By Siafa Lewis, NBC Chicago
(NBC News) - It wasn’t long ago that wrestler Daniel Dennis gave up his sport and left his home to travel west with nothing but a pickup truck and a motorcycle.
Now, he’s headed to Rio for the 2016 Olympic Games.
Dennis, an Ingleside native, powered his way to victory at the Olympic trials for wrestling earlier this year, becoming a serious gold medal contender in the 125-pound weight class.
“He is the epitome of what you want in a wrestler,” said his high school wrestling coach Ryan Geist.
As a two-time state runner-up at Grant Community High School in Fox Lake, and a national runner-up at the University of Iowa, Dennis has already been a serious contender, but never an individual champion.
“We have many, many second-place trophies and awards, many silver medals so that elusive gold medal is something he is really striving for,” said Dennis’ mother Jane Dennis.
Following the heartbreak of losing the NCAA Championships, and watching his father battle terminal brain cancer, Dennis decided to leave the sport that he had given so much to over the years.
“It is hard mentally, physically and emotionally,” Jane Dennis said.
In 2013, the wrestler headed west with nothing but his pick-up truck and a motorcycle, spending the next two years living a minimalistic life -- no TV, no internet, and no wrestling.
“I just think the lessons you can take away from situations like that can change people,” said his brother Charlie Dennis.
He eventually began helping to coach a high school wrestling team in California and with a renewed sense of clarity, decided to give the sport he loved one more chance.
“We were sitting playing cards one and I said, ‘What is next for you?’ and he said, ‘I am going to make the Olympic wrestling team,’” Jane Dennis said. “I said, ‘OK, you go for it.’”
In 2015, Dennis finished as the runner-up in the U.S. World Team Trials and fourth in the U.S. Open.
In 2016, he became a U.S. Olympic Team Trials champion and a U.S. Open champion, winning was undoubtedly the biggest wrestling match of his career and punching his ticket to Rio.

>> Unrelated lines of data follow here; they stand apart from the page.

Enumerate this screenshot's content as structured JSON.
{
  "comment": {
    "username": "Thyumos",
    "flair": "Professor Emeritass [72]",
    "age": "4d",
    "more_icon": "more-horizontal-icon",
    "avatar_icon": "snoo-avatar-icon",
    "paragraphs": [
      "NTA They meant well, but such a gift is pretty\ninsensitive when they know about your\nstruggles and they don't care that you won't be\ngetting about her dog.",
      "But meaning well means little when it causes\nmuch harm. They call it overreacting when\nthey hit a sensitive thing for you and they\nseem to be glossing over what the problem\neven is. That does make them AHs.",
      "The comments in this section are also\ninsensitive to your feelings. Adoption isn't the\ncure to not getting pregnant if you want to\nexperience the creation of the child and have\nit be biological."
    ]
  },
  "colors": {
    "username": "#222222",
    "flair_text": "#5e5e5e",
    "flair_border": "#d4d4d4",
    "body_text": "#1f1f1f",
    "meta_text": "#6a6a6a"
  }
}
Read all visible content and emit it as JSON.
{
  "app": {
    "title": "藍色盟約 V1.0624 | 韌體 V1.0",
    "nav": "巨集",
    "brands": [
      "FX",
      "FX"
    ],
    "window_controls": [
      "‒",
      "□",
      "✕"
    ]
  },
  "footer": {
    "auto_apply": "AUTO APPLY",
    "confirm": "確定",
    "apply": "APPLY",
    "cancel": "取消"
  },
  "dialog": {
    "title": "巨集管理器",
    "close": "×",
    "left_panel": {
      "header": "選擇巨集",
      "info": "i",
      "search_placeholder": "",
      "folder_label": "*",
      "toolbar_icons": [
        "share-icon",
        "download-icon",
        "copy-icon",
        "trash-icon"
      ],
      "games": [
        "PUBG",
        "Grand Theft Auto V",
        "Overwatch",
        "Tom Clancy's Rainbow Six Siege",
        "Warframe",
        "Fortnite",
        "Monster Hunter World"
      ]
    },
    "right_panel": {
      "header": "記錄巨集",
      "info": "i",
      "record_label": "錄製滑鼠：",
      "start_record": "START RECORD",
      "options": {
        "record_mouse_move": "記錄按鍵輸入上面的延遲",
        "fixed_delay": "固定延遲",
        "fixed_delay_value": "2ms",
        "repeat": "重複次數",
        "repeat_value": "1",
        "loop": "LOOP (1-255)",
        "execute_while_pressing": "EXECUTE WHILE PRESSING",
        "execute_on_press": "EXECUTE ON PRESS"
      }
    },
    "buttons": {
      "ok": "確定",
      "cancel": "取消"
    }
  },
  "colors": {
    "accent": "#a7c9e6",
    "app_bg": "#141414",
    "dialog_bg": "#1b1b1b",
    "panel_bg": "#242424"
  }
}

“I think he left something out there,” said Jane Dennis. “I think he always knew he had it in him. I think he came back at the urging of his friends and the fact that his dad would have been really proud.”
It was a victory that Dennis’ friends and family hope can lead to something even greater.
That Dennis can go from Olympic athlete to Olympic champion.
“He knows his dad wants him wrestling and he knows his dad is smiling down on him now,” Geist said.
"My dad would not be able to hold it together," Charlie Dennis said. "Happy tears all over the place. You know my dad was really emotional he loved watching Daniel."